A bigger question: How long will Bryant hold the record?

In fact, an argument could be made that it might never be broken.

Just consider the longevity required: Bryant is his 19th NBA season. That's a career nearly four times longer than the average NBA lifespan, often pegged at 4.8 years.

In general, almost nobody started as young, played as many minutes, lasted as long or missed as often. Bryant is an all-time leader in every one of those categories. It is tough to imagine the candidate who'd threaten this record.

But beyond that, the game has also changed, and for that, consider the ending of Game 1 of the 2007 Eastern Conference Finals between the Cleveland Cavaliers and Detroit Pistons.
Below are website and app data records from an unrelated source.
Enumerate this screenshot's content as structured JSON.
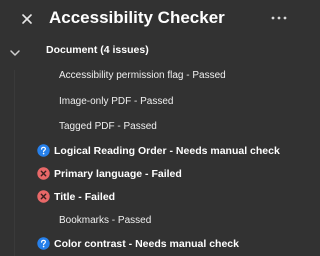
{
  "header": {
    "title": "Accessibility Checker",
    "close_icon": "close-icon",
    "more_icon": "more-options-icon"
  },
  "document_section": {
    "label": "Document (4 issues)",
    "expanded": true
  },
  "items": [
    {
      "label": "Accessibility permission flag - Passed",
      "status": "passed",
      "icon": null
    },
    {
      "label": "Image-only PDF - Passed",
      "status": "passed",
      "icon": null
    },
    {
      "label": "Tagged PDF - Passed",
      "status": "passed",
      "icon": null
    },
    {
      "label": "Logical Reading Order - Needs manual check",
      "status": "manual",
      "icon": "question-icon"
    },
    {
      "label": "Primary language - Failed",
      "status": "failed",
      "icon": "failed-icon"
    },
    {
      "label": "Title - Failed",
      "status": "failed",
      "icon": "failed-icon"
    },
    {
      "label": "Bookmarks - Passed",
      "status": "passed",
      "icon": null
    },
    {
      "label": "Color contrast - Needs manual check",
      "status": "manual",
      "icon": "question-icon"
    }
  ],
  "colors": {
    "background": "#323232",
    "text": "#ffffff",
    "manual_icon": "#2680eb",
    "failed_icon": "#e86868"
  }
}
Cavaliers star LeBron James drove into the lane and passed to a wide open Donyell Marshall in the right corner for a potential, game-tying 3-pointer with 5.9 seconds left rather than taking the shot himself.

Marshall missed, the Pistons won and James was bombarded with criticism after, which essentially stated that Bryant and Jordan -- two old-school, hero-ball gunners -- never would've passed in that situation, that if he were a real winner, a true champion like them, then he would have had the chutzpah to take that shot with the game on the line.

"I go for the winning play," the then-22-year-old James said after. "If two guys come at you, and your teammate is open, then give it up. Simple as that."

Although that ideology ran counter to culturally accepted notions instilled by numerous game-winners from Jordan and Bryant, it represented an idea that would take hold in coming years, especially during the analytics movement, when the game was dissected like never before.

The winning play is the smartest play, even if it isn't the gutsiest play. The quality of shots is as important -- if not more important -- than the quantity. Efficiency is the emphasis, the measuring stick for possessions, players and teams.

The end result is basketball is being played smarter, more efficiently and more selflessly than at any point in the game's history. For proof, rewatch how the San Antonio Spurs surgically dismantled James and the Miami Heat in the 2014 Finals with precision passing that led to numerous wide-open shots, such as Marshall's.

There are still stars who fill up the stat sheet, but hero-ball gunners who are counted on to take a ton of shots, especially the final shot, no matter whether double- or triple-teamed, are few and fewer. In fact, Scott recently called Kobe Bean Bryant "the last of a dying breed."

Indeed, the last -- in so many ways.